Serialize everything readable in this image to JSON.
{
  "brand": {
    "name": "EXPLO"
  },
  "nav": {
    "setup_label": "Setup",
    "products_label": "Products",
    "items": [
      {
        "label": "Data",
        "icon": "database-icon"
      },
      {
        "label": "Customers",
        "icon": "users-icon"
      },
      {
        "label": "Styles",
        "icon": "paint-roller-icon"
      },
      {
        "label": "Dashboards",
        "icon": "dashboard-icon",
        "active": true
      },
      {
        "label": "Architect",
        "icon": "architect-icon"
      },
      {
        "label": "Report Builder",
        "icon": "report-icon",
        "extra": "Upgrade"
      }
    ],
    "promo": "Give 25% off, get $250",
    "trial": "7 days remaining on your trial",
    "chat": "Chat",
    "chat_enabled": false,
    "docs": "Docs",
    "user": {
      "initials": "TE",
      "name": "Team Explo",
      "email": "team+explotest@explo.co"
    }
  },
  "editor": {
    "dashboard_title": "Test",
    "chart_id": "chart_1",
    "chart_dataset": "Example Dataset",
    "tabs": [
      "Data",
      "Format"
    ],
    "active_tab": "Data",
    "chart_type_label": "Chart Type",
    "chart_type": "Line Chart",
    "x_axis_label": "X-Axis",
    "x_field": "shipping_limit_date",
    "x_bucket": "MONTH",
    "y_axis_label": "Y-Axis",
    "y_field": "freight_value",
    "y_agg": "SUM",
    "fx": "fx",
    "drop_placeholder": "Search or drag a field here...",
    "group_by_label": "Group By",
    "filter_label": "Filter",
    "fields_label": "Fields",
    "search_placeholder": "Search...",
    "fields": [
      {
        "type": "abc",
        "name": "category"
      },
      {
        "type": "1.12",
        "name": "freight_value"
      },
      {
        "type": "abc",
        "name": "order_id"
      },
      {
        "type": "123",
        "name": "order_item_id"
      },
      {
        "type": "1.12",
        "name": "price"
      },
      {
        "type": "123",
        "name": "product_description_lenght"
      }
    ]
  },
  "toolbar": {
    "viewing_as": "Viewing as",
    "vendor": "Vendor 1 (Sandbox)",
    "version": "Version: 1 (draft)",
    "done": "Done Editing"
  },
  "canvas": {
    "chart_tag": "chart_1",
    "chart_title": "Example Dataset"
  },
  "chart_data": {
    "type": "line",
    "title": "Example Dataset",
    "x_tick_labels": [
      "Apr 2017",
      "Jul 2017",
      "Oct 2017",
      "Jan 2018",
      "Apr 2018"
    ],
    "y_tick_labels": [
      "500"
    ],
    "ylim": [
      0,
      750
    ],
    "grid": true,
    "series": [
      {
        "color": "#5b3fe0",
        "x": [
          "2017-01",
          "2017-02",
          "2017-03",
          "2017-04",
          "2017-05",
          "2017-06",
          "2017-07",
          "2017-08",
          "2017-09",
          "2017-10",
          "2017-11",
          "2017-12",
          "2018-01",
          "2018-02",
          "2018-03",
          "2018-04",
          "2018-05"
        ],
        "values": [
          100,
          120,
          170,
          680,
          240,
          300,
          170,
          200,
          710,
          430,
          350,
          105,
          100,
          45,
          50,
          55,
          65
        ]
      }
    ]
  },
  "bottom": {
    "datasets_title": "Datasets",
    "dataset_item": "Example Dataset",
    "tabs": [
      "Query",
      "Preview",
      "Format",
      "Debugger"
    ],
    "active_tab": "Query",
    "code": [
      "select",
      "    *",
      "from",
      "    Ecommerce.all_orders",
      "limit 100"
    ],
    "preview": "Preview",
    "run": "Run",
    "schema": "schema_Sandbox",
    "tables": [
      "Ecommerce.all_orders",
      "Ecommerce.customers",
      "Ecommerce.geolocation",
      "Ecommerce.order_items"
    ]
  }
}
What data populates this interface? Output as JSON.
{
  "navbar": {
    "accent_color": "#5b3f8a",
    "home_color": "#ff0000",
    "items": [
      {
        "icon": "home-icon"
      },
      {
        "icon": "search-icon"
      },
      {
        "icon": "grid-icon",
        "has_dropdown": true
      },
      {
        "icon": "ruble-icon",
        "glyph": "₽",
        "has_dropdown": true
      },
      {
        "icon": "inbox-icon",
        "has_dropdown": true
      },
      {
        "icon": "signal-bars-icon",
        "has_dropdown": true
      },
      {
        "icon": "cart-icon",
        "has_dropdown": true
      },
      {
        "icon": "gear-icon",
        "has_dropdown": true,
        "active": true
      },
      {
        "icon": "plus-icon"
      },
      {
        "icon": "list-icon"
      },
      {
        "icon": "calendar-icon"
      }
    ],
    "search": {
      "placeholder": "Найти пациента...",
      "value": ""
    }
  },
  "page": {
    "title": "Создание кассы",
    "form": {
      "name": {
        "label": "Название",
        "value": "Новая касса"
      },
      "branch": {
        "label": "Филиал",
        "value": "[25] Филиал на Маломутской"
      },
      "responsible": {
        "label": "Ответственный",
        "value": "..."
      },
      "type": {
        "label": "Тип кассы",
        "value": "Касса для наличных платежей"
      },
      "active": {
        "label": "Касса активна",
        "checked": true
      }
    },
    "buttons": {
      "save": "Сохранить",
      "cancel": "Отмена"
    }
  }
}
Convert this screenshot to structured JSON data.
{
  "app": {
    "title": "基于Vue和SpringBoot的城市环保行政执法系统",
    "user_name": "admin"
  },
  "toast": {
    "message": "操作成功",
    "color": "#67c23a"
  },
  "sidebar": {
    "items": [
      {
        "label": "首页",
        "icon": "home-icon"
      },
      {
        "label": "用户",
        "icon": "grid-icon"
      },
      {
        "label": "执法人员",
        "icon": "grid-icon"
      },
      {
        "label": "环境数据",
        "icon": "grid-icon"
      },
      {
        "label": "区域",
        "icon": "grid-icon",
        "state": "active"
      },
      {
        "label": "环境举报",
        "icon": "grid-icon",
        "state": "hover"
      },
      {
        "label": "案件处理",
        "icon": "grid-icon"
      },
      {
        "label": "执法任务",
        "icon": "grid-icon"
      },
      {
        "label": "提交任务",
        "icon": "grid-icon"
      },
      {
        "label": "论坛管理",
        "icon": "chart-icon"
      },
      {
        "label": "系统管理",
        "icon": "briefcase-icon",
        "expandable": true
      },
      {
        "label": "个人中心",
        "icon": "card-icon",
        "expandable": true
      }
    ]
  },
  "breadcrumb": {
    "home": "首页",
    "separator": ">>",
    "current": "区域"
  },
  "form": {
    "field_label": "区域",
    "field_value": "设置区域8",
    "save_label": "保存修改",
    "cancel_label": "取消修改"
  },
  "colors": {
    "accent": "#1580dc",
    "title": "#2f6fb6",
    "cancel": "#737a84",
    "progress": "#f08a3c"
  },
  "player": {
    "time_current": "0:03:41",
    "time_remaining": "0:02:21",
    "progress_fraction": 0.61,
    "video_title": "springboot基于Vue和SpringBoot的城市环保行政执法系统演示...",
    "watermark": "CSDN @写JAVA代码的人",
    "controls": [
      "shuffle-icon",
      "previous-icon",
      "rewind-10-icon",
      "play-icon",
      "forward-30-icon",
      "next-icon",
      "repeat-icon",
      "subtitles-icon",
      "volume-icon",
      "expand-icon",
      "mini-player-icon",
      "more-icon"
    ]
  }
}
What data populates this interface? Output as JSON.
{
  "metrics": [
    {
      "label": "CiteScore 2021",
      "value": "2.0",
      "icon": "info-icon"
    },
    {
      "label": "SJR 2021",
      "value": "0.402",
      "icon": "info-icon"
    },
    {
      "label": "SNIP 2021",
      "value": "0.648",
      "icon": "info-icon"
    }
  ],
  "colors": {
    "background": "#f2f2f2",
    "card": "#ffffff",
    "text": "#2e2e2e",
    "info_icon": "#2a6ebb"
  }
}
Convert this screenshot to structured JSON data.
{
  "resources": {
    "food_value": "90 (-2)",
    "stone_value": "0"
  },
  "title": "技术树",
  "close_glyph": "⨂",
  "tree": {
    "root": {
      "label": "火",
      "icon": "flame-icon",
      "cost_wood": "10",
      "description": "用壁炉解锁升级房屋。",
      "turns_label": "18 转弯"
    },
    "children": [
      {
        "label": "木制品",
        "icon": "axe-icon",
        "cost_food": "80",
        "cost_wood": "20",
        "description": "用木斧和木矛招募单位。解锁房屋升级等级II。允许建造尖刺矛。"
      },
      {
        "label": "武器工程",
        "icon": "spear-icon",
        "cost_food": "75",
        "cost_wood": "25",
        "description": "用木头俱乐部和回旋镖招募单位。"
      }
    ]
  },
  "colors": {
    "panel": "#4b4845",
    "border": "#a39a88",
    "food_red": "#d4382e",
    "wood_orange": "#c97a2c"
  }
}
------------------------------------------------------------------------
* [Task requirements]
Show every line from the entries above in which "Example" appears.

* [Result of this task]
    "chart_dataset": "Example Dataset",
    "chart_title": "Example Dataset"
    "title": "Example Dataset",
    "dataset_item": "Example Dataset",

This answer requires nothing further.